Components of Dual Diagnosis Treatment
Dual diagnosis treatment typically involves a combination of therapies and interventions tailored to the individual’s specific needs. The following components are commonly included in dual diagnosis treatment programs:
- Assessment and Evaluation: A thorough assessment is conducted to determine the severity of panic disorder and substance use, as well as any co-occurring mental health conditions. This evaluation helps create an individualized treatment plan.
- Detoxification: If the individual is dependent on drugs or alcohol, a medically supervised detoxification process may be necessary to safely manage withdrawal symptoms.
- Psychotherapy: Various forms of therapy, such as cognitive-behavioral therapy (CBT) and dialectical behavior therapy (DBT), are used to address the underlying causes of panic disorder and substance use, as well as develop healthy coping mechanisms.
- Medication: In some cases, medication may be prescribed to manage the symptoms of panic disorder or to support the recovery process from substance use. This is typically done in conjunction with therapy.
- Support Groups: Participating in support groups, such as Alcoholics Anonymous (AA) or Panic Disorder Support Groups, can provide individuals with a sense of community and understanding, as well as additional tools for recovery.
- Relapse Prevention: Learning relapse prevention strategies is crucial for individuals with dual diagnosis. These strategies help individuals identify triggers, develop coping skills, and create a plan to prevent relapse.
Challenges and Strategies for Coping
Coping with panic disorder and substance use can be challenging, but there are strategies that can help individuals navigate these difficulties. Here are some common challenges faced by individuals with dual diagnosis and strategies to cope with them:
- Managing Triggers: Identifying and managing triggers is essential for preventing panic attacks and substance use. Strategies such as avoiding triggering situations, practicing relaxation techniques, and seeking support from loved ones can be helpful.
- Building a Support System: Having a strong support system is crucial for individuals with dual diagnosis. This can include friends, family, support groups, and healthcare professionals who can provide guidance, understanding, and encouragement.
- Developing Healthy Coping Mechanisms: Finding healthy ways to cope with stress and anxiety is essential for individuals with panic disorder and substance use. Engaging in activities such as exercise, mindfulness, and creative outlets can help manage symptoms and reduce the reliance on substances.
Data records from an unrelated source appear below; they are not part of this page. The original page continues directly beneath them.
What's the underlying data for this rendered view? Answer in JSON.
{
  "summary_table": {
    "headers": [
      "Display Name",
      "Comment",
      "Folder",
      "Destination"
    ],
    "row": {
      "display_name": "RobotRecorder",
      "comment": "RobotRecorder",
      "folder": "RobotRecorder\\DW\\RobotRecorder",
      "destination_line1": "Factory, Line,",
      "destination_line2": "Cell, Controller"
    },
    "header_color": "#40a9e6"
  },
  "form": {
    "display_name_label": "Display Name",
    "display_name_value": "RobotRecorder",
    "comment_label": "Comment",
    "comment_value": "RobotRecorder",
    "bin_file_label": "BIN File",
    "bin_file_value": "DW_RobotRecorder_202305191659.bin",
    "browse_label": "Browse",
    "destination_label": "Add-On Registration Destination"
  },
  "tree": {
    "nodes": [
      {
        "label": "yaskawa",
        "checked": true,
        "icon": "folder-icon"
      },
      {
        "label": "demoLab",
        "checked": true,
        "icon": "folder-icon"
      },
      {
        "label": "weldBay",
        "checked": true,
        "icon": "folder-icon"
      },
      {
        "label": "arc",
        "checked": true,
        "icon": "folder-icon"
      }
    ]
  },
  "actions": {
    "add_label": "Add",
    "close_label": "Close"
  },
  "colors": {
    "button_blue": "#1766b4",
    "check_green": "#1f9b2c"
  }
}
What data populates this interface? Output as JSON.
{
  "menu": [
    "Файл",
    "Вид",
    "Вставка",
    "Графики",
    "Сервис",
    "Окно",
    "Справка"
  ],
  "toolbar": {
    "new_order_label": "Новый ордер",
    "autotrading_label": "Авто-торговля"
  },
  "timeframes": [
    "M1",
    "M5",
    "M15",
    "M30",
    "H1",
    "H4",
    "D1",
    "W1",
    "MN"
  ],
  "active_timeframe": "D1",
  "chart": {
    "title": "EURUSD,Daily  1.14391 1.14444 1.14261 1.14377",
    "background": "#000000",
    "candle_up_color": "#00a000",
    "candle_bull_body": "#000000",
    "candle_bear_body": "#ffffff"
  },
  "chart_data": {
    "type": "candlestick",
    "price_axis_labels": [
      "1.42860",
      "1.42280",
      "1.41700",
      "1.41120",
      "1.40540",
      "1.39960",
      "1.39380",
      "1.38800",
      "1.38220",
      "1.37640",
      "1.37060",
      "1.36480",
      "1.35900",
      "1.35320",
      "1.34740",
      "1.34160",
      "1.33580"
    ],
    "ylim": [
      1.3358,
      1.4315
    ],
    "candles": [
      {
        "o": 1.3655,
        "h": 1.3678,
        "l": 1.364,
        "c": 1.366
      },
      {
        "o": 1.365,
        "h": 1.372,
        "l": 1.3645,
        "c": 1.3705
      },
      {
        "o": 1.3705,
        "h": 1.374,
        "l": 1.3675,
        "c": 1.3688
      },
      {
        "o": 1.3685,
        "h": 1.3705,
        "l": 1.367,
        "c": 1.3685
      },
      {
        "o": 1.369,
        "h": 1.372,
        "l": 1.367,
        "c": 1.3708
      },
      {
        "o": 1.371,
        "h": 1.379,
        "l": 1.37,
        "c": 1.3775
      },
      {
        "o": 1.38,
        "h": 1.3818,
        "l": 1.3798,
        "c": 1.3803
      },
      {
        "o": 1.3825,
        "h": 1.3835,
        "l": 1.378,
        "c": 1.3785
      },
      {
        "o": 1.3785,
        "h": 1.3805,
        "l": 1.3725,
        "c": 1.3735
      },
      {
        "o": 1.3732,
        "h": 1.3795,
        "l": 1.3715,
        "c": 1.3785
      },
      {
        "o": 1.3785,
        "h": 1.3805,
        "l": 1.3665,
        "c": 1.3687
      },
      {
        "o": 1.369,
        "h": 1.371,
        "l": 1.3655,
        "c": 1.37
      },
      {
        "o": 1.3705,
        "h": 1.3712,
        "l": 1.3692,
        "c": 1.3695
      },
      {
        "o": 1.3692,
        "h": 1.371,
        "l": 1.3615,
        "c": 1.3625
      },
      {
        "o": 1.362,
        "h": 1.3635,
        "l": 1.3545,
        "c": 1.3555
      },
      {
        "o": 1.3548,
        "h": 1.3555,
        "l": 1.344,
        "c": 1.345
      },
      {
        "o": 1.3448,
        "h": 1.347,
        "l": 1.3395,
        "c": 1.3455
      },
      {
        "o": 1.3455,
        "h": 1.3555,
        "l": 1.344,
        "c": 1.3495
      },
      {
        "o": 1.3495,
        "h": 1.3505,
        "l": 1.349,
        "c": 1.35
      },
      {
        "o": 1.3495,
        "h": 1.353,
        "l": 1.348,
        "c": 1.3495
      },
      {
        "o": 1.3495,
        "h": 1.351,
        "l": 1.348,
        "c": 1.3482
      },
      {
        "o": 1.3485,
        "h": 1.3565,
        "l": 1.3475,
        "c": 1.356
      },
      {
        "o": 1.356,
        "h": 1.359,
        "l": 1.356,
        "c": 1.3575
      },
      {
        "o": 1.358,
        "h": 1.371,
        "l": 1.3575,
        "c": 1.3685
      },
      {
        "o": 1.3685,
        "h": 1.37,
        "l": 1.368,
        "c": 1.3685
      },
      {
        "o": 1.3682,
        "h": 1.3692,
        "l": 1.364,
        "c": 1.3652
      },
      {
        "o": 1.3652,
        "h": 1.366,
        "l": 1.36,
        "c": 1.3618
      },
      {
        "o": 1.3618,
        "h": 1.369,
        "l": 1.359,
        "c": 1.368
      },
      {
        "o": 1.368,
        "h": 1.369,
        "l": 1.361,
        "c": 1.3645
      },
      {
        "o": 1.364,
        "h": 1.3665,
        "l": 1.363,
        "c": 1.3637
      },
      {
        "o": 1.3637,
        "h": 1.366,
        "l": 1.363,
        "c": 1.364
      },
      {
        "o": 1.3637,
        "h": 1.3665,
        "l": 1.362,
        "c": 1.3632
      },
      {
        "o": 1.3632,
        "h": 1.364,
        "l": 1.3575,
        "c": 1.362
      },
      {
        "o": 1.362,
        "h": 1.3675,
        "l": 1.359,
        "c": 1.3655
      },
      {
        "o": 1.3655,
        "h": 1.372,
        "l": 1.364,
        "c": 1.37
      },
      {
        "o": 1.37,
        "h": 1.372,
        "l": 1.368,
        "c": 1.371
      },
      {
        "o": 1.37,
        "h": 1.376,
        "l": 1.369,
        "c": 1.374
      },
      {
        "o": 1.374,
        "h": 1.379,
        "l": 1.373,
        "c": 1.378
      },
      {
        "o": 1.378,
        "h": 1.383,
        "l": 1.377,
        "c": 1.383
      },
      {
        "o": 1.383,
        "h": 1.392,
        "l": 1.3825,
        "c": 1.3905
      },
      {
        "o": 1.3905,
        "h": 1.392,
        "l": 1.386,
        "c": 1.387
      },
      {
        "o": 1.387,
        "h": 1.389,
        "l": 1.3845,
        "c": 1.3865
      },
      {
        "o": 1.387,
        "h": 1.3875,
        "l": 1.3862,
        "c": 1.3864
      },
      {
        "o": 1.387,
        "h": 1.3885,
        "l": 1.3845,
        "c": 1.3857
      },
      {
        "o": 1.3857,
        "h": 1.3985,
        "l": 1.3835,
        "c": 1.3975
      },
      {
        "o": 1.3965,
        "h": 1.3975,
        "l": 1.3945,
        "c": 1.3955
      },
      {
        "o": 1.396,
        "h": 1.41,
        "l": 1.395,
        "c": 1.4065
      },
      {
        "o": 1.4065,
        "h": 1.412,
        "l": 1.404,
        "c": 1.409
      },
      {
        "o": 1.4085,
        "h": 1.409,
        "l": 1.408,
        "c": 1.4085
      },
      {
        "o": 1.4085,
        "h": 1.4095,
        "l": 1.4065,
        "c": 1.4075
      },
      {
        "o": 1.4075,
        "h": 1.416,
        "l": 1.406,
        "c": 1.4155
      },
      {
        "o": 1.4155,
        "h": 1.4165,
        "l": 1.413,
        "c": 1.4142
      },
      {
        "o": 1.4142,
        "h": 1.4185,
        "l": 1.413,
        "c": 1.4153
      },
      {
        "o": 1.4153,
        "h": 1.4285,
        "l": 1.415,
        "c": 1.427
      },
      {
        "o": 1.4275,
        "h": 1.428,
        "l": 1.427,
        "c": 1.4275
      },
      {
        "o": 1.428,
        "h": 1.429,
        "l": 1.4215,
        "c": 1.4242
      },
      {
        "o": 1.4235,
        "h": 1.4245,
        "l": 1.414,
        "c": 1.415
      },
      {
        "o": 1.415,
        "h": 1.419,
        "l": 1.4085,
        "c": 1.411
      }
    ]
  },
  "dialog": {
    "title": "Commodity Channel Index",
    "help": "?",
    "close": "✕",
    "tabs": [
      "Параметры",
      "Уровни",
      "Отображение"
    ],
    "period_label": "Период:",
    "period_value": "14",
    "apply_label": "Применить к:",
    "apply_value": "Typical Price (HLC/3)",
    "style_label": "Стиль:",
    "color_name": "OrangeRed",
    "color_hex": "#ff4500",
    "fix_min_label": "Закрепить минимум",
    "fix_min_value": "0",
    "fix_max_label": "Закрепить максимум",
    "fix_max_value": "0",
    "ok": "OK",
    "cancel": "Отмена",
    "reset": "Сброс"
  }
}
- Addressing Underlying Trauma: Many individuals with dual diagnosis have experienced trauma, which can contribute to the development of panic disorder and substance use. Addressing and processing trauma through therapy, such as eye movement desensitization and reprocessing (emdr), can be beneficial.
- Staying Committed to Treatment: Recovery from dual diagnosis requires commitment and perseverance. It is important to stay engaged in treatment, attend therapy sessions, take prescribed medications as directed, and actively participate in support groups.
Coping with panic disorder and substance use can be challenging, but with the right support and strategies, individuals can manage their symptoms and work towards recovery. Dual diagnosis treatment is essential for addressing both conditions simultaneously, as they are interconnected and influence each other. By understanding the relationship between panic disorder and substance use, individuals can seek appropriate treatment and develop coping mechanisms to navigate the complexities of dual diagnosis. With a comprehensive approach that includes assessment, therapy, medication, support groups, and relapse prevention strategies, individuals can achieve long-term recovery and improve their overall well-being.